- Opening Delimiter -
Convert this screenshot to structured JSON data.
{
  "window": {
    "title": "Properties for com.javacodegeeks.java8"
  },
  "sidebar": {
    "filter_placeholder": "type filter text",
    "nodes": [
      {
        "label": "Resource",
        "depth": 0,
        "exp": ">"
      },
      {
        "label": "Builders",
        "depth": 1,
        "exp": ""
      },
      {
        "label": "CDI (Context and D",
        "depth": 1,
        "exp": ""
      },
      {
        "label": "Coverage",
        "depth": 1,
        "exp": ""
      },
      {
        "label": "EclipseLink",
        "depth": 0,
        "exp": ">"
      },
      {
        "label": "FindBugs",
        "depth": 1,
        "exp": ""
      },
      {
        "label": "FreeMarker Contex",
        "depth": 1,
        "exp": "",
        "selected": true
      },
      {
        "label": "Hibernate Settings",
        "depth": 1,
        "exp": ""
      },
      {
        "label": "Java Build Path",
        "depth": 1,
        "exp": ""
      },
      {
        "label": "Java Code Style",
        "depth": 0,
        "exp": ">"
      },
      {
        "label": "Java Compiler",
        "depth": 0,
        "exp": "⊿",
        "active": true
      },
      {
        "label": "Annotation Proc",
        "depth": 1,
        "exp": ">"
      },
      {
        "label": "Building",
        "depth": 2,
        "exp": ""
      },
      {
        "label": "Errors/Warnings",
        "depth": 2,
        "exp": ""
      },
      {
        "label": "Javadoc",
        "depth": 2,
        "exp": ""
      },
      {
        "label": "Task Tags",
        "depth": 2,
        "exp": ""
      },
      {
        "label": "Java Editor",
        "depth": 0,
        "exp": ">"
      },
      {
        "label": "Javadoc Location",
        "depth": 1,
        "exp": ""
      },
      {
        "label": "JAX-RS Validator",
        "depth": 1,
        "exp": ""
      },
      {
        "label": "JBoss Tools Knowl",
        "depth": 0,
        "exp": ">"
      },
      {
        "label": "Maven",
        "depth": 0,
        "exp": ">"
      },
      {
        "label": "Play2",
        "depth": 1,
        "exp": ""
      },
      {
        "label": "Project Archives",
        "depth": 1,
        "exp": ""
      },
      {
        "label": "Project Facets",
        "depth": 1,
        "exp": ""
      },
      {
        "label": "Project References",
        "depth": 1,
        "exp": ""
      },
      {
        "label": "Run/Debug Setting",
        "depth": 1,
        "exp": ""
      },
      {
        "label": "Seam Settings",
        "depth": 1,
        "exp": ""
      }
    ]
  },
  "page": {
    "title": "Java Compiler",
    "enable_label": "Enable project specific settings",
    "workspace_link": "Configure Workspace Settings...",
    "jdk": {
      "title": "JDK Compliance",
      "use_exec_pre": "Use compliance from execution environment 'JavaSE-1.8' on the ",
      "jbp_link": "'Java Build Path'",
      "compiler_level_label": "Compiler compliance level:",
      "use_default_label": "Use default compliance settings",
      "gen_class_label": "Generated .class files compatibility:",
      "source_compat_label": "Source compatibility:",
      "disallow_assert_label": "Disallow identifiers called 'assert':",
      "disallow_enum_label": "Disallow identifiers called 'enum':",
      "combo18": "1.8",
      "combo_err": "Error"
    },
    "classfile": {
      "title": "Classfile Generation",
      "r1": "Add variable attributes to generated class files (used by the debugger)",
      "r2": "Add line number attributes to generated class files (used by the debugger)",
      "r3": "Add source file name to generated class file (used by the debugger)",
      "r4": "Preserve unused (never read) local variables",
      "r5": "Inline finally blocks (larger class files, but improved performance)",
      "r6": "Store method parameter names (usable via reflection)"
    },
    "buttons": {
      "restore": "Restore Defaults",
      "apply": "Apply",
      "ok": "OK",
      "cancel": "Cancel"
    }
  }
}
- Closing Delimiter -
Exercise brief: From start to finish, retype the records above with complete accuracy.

Result:
Convert this screenshot to structured JSON data.
{
  "window": {
    "title": "Properties for com.javacodegeeks.java8"
  },
  "sidebar": {
    "filter_placeholder": "type filter text",
    "nodes": [
      {
        "label": "Resource",
        "depth": 0,
        "exp": ">"
      },
      {
        "label": "Builders",
        "depth": 1,
        "exp": ""
      },
      {
        "label": "CDI (Context and D",
        "depth": 1,
        "exp": ""
      },
      {
        "label": "Coverage",
        "depth": 1,
        "exp": ""
      },
      {
        "label": "EclipseLink",
        "depth": 0,
        "exp": ">"
      },
      {
        "label": "FindBugs",
        "depth": 1,
        "exp": ""
      },
      {
        "label": "FreeMarker Contex",
        "depth": 1,
        "exp": "",
        "selected": true
      },
      {
        "label": "Hibernate Settings",
        "depth": 1,
        "exp": ""
      },
      {
        "label": "Java Build Path",
        "depth": 1,
        "exp": ""
      },
      {
        "label": "Java Code Style",
        "depth": 0,
        "exp": ">"
      },
      {
        "label": "Java Compiler",
        "depth": 0,
        "exp": "⊿",
        "active": true
      },
      {
        "label": "Annotation Proc",
        "depth": 1,
        "exp": ">"
      },
      {
        "label": "Building",
        "depth": 2,
        "exp": ""
      },
      {
        "label": "Errors/Warnings",
        "depth": 2,
        "exp": ""
      },
      {
        "label": "Javadoc",
        "depth": 2,
        "exp": ""
      },
      {
        "label": "Task Tags",
        "depth": 2,
        "exp": ""
      },
      {
        "label": "Java Editor",
        "depth": 0,
        "exp": ">"
      },
      {
        "label": "Javadoc Location",
        "depth": 1,
        "exp": ""
      },
      {
        "label": "JAX-RS Validator",
        "depth": 1,
        "exp": ""
      },
      {
        "label": "JBoss Tools Knowl",
        "depth": 0,
        "exp": ">"
      },
      {
        "label": "Maven",
        "depth": 0,
        "exp": ">"
      },
      {
        "label": "Play2",
        "depth": 1,
        "exp": ""
      },
      {
        "label": "Project Archives",
        "depth": 1,
        "exp": ""
      },
      {
        "label": "Project Facets",
        "depth": 1,
        "exp": ""
      },
      {
        "label": "Project References",
        "depth": 1,
        "exp": ""
      },
      {
        "label": "Run/Debug Setting",
        "depth": 1,
        "exp": ""
      },
      {
        "label": "Seam Settings",
        "depth": 1,
        "exp": ""
      }
    ]
  },
  "page": {
    "title": "Java Compiler",
    "enable_label": "Enable project specific settings",
    "workspace_link": "Configure Workspace Settings...",
    "jdk": {
      "title": "JDK Compliance",
      "use_exec_pre": "Use compliance from execution environment 'JavaSE-1.8' on the ",
      "jbp_link": "'Java Build Path'",
      "compiler_level_label": "Compiler compliance level:",
      "use_default_label": "Use default compliance settings",
      "gen_class_label": "Generated .class files compatibility:",
      "source_compat_label": "Source compatibility:",
      "disallow_assert_label": "Disallow identifiers called 'assert':",
      "disallow_enum_label": "Disallow identifiers called 'enum':",
      "combo18": "1.8",
      "combo_err": "Error"
    },
    "classfile": {
      "title": "Classfile Generation",
      "r1": "Add variable attributes to generated class files (used by the debugger)",
      "r2": "Add line number attributes to generated class files (used by the debugger)",
      "r3": "Add source file name to generated class file (used by the debugger)",
      "r4": "Preserve unused (never read) local variables",
      "r5": "Inline finally blocks (larger class files, but improved performance)",
      "r6": "Store method parameter names (usable via reflection)"
    },
    "buttons": {
      "restore": "Restore Defaults",
      "apply": "Apply",
      "ok": "OK",
      "cancel": "Cancel"
    }
  }
}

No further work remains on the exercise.